§ **Assignment**: Repeat the listing exactly. Do not carry over any pictures.

§ **Data shown**:
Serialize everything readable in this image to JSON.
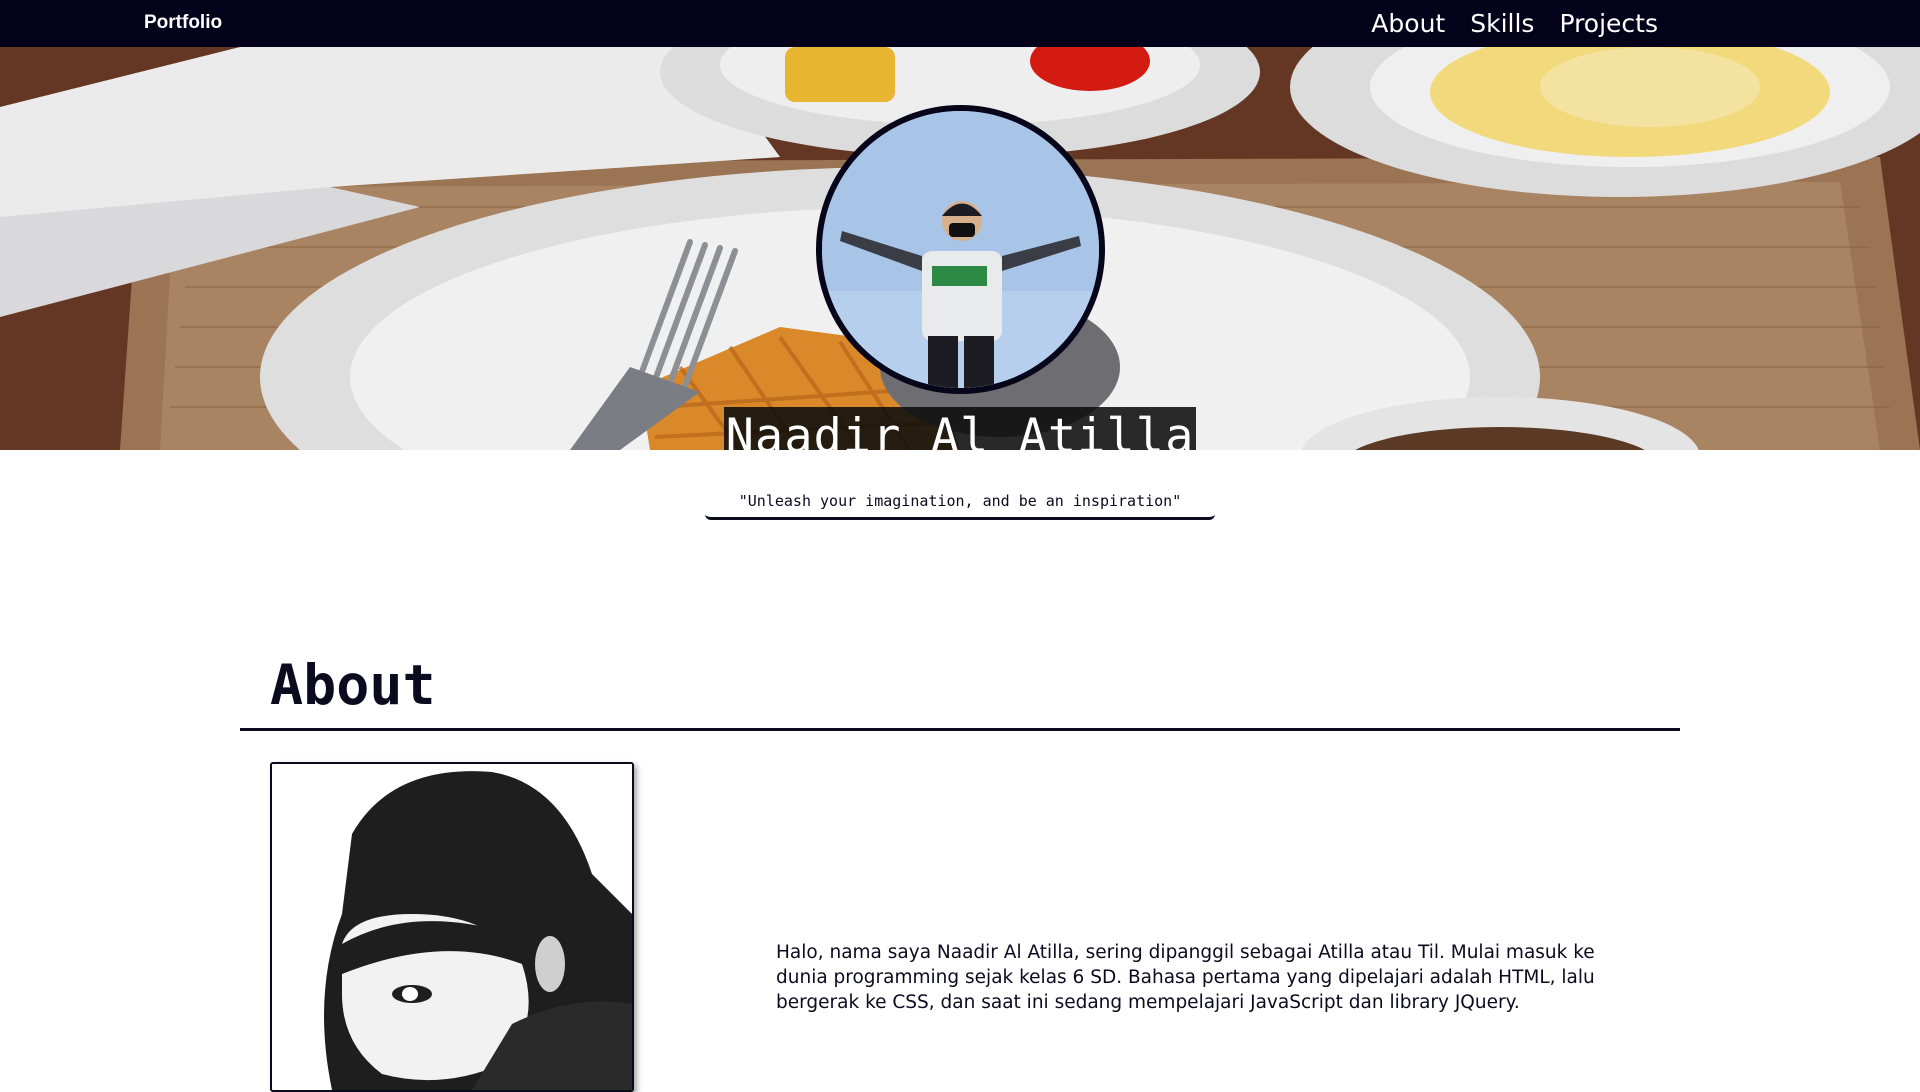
{
  "navbar": {
    "brand": "Portfolio",
    "links": [
      {
        "label": "About"
      },
      {
        "label": "Skills"
      },
      {
        "label": "Projects"
      }
    ],
    "background": "#03021a"
  },
  "hero": {
    "name": "Naadir Al Atilla",
    "quote": "\"Unleash your imagination, and be an inspiration\""
  },
  "about": {
    "title": "About",
    "paragraph": "Halo, nama saya Naadir Al Atilla, sering dipanggil sebagai Atilla atau Til. Mulai masuk ke dunia programming sejak kelas 6 SD. Bahasa pertama yang dipelajari adalah HTML, lalu bergerak ke CSS, dan saat ini sedang mempelajari JavaScript dan library JQuery."
  },
  "colors": {
    "dark": "#0b0a1f",
    "white": "#ffffff"
  }
}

§ **Output for this exercise**:
Serialize everything readable in this image to JSON.
{
  "navbar": {
    "brand": "Portfolio",
    "links": [
      {
        "label": "About"
      },
      {
        "label": "Skills"
      },
      {
        "label": "Projects"
      }
    ],
    "background": "#03021a"
  },
  "hero": {
    "name": "Naadir Al Atilla",
    "quote": "\"Unleash your imagination, and be an inspiration\""
  },
  "about": {
    "title": "About",
    "paragraph": "Halo, nama saya Naadir Al Atilla, sering dipanggil sebagai Atilla atau Til. Mulai masuk ke dunia programming sejak kelas 6 SD. Bahasa pertama yang dipelajari adalah HTML, lalu bergerak ke CSS, dan saat ini sedang mempelajari JavaScript dan library JQuery."
  },
  "colors": {
    "dark": "#0b0a1f",
    "white": "#ffffff"
  }
}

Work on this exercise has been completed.